DoF: More jobless Pinoys in Feb

THE unemployment rate in the country rose to 8.8 percent in February, which translated to more jobless Filipinos, according to the latest economic bulletin released by the Department of Finance (DoF) on Sunday.

Preliminary figures it provided showed that the February rate — higher than the 8.7 percent rate in January — was equivalent to 4.18 million out-of-work individuals, expanding from the 3.95 million in a month earlier.

Meantime, the country’s underemployment rate — or the proportion of the employed wanting additional work — picked up to 18.2 percent in the second month of the year from 16 percent in January. This translated to 7.85 million underemployed individuals.

The country’s employment rate, on the other hand, marginally dropped to 91.2 percent n February from the 91.3 percent in January. Despite this, the number of employed Filipinos expanded to 43.15 million in February from 41.24 million a month earlier.

Lastly, the DoF reported that the labor force participation rate inched up to 63.5 percent in February from 60.5 percent in January as more of the labor force started to look for jobs.

“Potential employees saw that the economy had begun to stir back to recovery, although this was not enough to create jobs for the 2.1 million persons who joined the labor force,” it said.

To sustain this, the Finance department is pushing for a localized and time-bound quarantine measures that will not greatly affect the employment situation in the country.

“Like fiscal incentives that should be time-bound and targeted, strict quarantine measures, if and when they are called for, should be localized and time-bound while not unnecessarily hampering the transportation of goods and delivery of services so as to minimize the collateral damage on the economy and, consequently, employment,” the DoF said.

It added it is important that the health risks posed by the coronavirus disease 2019 epidemic be managed effectively, either by pharmaceutical or non-pharmaceutical interventions, and with the conscientious participation of all.

“Otherwise, government will be forced to take the difficult and painful decision of imposing much stricter quarantines measures. In this instance, in the process of attempting to stem the spread of the disease the risk of inadvertently killing the proverbial patient increases. Such potential unpleasant double-effect situation should be avoided,” the DoF stressed.

Furthermore, it said the timely passage of Corporate Recovery and Tax Incentives for Enterprises or Create Act is a welcome development not only in improving the country’s long-term competitiveness, but also in providing immediate relief and support for enterprises, the important players in providing employment opportunities to a large portion of the population.

Signed into law last March 27, Create retroactively reduced the income tax of domestic corporations to 25 percent from 30 percent. Meanwhile, the corporate income tax rate for local businesses with a net taxable income of P5 million and below, and total assets (excluding land) of up to P100 million was trimmed from 30 percent to 20 percent.

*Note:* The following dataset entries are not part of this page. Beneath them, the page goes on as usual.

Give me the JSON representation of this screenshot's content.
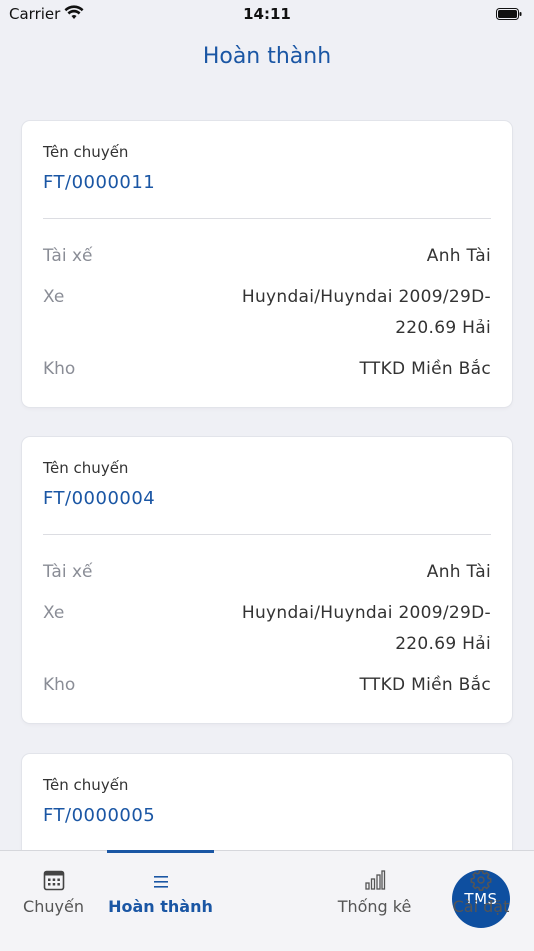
{
  "status_bar": {
    "carrier": "Carrier",
    "time": "14:11"
  },
  "header": {
    "title": "Hoàn thành"
  },
  "cards": [
    {
      "trip_label": "Tên chuyến",
      "trip_code": "FT/0000011",
      "driver_label": "Tài xế",
      "driver_value": "Anh Tài",
      "vehicle_label": "Xe",
      "vehicle_value": "Huyndai/Huyndai 2009/29D-220.69 Hải",
      "warehouse_label": "Kho",
      "warehouse_value": "TTKD Miền Bắc"
    },
    {
      "trip_label": "Tên chuyến",
      "trip_code": "FT/0000004",
      "driver_label": "Tài xế",
      "driver_value": "Anh Tài",
      "vehicle_label": "Xe",
      "vehicle_value": "Huyndai/Huyndai 2009/29D-220.69 Hải",
      "warehouse_label": "Kho",
      "warehouse_value": "TTKD Miền Bắc"
    },
    {
      "trip_label": "Tên chuyến",
      "trip_code": "FT/0000005"
    }
  ],
  "tabbar": {
    "tabs": [
      {
        "label": "Chuyến",
        "icon": "calendar-icon"
      },
      {
        "label": "Hoàn thành",
        "icon": "list-icon"
      },
      {
        "label": "TMS",
        "icon": "tms-center-button"
      },
      {
        "label": "Thống kê",
        "icon": "bar-chart-icon"
      },
      {
        "label": "Cài đặt",
        "icon": "gear-icon"
      }
    ],
    "active_index": 1
  },
  "colors": {
    "accent": "#1a56a4",
    "center_button": "#0e4fa0",
    "background": "#eff0f5"
  }
}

The law also modernizes fiscal incentives by making them performance-based, targeted, time-bound and transparent.